Top of Records supplied
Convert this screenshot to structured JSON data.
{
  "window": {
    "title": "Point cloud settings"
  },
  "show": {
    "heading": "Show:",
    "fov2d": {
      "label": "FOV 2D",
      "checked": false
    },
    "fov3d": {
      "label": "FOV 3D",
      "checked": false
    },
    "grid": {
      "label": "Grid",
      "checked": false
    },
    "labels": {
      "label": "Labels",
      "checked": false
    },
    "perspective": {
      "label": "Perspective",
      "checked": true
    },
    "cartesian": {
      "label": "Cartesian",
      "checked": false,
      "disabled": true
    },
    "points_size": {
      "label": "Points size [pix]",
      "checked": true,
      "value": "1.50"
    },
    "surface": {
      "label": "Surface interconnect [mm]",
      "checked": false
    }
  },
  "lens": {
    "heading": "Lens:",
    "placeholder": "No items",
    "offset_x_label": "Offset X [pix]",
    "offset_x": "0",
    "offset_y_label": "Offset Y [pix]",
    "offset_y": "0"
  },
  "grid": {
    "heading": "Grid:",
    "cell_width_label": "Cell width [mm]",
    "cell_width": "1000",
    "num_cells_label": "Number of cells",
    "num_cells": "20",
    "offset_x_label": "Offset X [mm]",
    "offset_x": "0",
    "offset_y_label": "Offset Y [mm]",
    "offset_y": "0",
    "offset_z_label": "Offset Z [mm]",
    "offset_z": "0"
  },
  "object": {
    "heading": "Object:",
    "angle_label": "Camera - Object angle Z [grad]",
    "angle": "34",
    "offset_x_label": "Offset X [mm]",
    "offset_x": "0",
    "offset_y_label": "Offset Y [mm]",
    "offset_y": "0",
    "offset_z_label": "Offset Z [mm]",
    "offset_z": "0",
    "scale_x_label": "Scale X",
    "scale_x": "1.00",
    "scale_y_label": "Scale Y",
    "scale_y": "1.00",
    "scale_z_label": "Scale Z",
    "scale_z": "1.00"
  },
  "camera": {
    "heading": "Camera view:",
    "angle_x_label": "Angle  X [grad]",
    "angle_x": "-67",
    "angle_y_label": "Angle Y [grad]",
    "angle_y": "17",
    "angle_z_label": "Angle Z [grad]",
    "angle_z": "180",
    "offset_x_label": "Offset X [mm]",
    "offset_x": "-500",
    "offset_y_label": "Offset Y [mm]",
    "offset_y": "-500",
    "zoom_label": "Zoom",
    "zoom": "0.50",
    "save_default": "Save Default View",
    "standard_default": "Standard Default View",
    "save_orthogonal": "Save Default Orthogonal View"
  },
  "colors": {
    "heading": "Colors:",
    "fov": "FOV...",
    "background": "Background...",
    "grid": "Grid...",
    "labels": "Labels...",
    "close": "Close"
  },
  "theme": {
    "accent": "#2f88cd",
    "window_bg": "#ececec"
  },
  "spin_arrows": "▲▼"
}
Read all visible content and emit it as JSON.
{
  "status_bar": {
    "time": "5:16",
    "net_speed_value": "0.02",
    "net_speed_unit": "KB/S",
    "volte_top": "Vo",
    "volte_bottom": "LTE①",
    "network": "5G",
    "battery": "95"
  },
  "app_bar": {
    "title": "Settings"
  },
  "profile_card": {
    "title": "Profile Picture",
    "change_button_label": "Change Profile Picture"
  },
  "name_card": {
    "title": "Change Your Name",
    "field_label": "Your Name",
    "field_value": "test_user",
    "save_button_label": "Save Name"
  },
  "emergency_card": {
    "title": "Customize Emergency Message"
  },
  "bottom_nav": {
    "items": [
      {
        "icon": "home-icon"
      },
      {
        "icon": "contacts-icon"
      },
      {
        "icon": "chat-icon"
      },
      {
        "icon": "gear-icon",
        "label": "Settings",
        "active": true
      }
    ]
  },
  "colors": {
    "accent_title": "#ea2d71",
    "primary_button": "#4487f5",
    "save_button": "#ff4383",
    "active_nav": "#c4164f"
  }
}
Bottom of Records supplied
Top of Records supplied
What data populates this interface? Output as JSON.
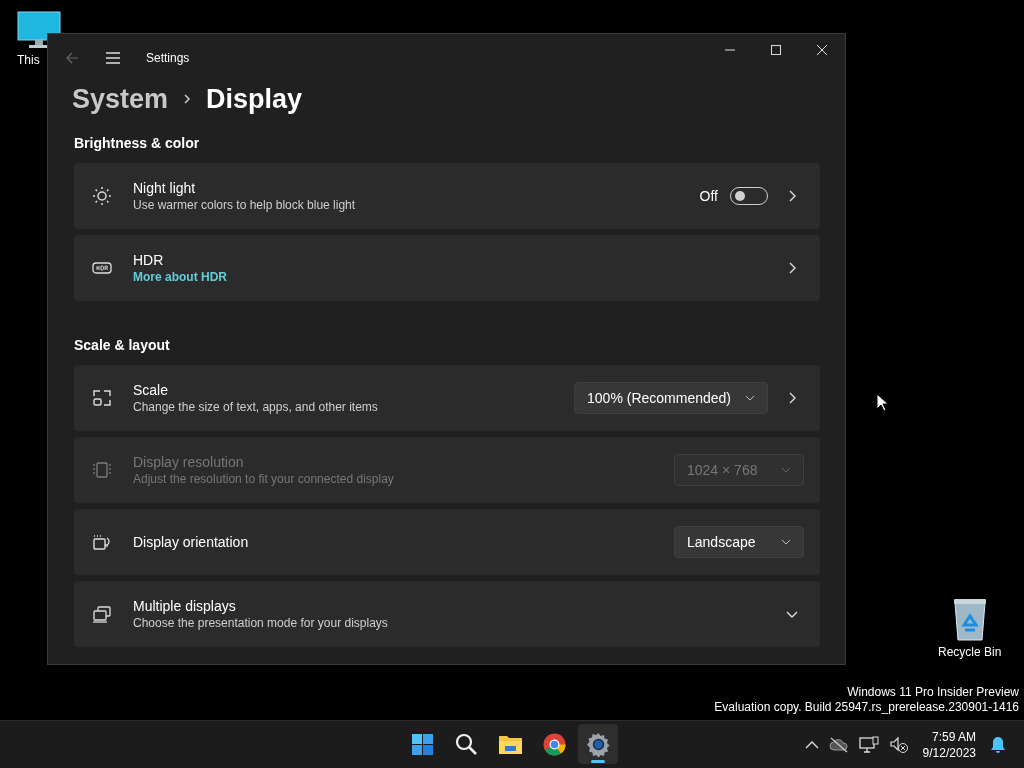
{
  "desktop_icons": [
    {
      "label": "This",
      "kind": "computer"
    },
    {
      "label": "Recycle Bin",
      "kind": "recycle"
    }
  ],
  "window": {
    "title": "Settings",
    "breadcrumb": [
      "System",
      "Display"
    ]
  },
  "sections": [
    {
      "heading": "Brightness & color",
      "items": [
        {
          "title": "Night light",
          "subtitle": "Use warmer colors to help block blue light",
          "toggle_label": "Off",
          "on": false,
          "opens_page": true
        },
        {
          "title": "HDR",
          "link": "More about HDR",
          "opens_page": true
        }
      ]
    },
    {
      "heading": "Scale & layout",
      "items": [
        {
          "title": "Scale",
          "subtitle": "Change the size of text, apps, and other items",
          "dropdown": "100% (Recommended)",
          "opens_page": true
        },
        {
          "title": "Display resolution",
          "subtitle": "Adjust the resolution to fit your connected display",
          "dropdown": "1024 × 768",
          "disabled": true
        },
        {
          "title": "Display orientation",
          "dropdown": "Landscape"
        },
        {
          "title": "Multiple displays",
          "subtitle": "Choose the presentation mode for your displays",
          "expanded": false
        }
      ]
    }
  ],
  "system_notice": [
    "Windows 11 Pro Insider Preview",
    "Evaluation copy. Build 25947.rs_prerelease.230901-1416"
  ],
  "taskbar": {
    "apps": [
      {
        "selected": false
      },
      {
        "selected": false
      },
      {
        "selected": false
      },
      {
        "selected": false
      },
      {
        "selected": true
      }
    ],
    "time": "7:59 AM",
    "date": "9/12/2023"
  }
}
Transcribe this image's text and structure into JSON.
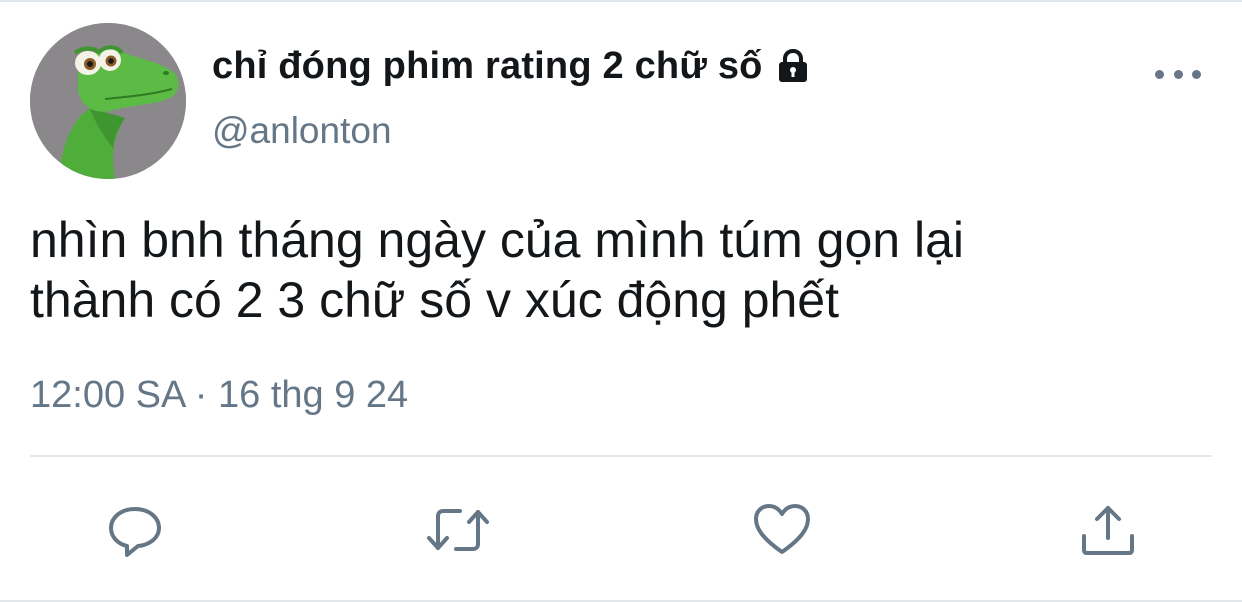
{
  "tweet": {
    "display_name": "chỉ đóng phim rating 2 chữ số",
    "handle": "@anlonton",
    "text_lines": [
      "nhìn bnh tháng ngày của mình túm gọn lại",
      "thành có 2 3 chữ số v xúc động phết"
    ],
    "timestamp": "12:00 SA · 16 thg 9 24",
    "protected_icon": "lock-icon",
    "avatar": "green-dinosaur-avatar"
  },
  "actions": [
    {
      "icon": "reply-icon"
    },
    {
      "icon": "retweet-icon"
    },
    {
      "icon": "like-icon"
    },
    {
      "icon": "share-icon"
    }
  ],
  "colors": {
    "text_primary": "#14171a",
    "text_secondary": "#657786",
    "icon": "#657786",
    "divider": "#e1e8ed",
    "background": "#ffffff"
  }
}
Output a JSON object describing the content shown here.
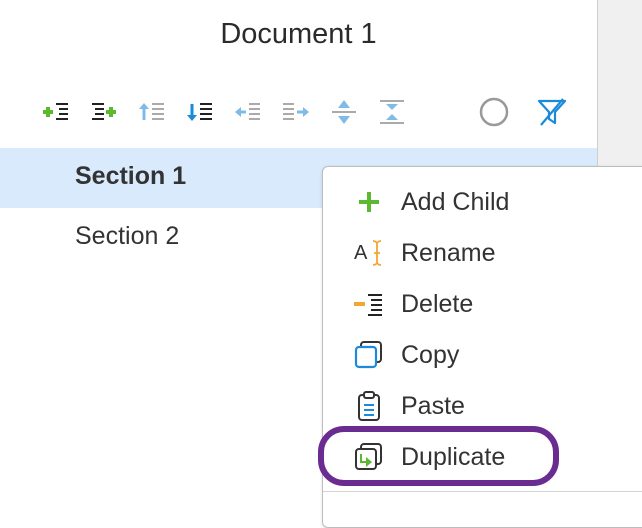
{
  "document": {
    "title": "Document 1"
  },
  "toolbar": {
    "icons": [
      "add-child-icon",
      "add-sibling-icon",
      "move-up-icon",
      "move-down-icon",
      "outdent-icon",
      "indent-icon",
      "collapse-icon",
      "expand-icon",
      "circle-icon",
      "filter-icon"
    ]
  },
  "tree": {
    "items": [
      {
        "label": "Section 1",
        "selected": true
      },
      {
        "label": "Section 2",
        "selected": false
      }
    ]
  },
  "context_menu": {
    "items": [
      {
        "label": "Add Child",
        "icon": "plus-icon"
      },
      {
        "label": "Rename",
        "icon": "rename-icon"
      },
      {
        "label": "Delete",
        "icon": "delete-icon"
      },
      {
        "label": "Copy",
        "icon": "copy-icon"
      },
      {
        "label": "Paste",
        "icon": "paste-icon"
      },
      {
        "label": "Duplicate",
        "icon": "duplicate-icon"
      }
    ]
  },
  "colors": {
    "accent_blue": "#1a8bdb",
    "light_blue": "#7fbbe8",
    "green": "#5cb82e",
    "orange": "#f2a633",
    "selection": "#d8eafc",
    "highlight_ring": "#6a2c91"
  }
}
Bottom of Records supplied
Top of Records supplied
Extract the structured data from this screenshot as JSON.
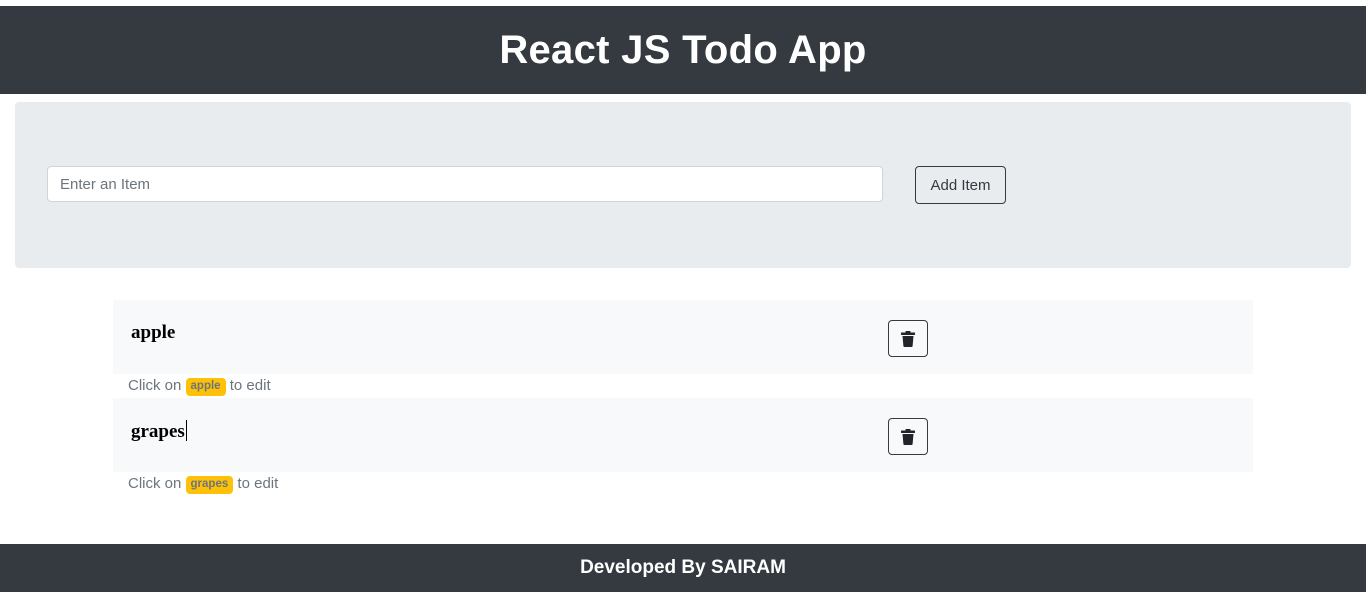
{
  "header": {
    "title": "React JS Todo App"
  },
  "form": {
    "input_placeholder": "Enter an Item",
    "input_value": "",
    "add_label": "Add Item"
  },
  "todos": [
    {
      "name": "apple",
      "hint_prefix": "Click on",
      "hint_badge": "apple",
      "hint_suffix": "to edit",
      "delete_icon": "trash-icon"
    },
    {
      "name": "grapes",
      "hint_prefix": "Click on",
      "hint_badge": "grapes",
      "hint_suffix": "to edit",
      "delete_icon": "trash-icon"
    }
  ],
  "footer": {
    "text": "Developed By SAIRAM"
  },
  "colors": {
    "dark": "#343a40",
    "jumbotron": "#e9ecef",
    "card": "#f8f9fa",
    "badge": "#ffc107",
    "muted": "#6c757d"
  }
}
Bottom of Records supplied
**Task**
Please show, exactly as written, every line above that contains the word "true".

**Answer**
      "checked": true
      "disabled": true
      "checked": true,
        "active": true
          "opens_page": true
          "opens_page": true
          "opens_page": true
          "disabled": true
        "selected": true
        "selected": true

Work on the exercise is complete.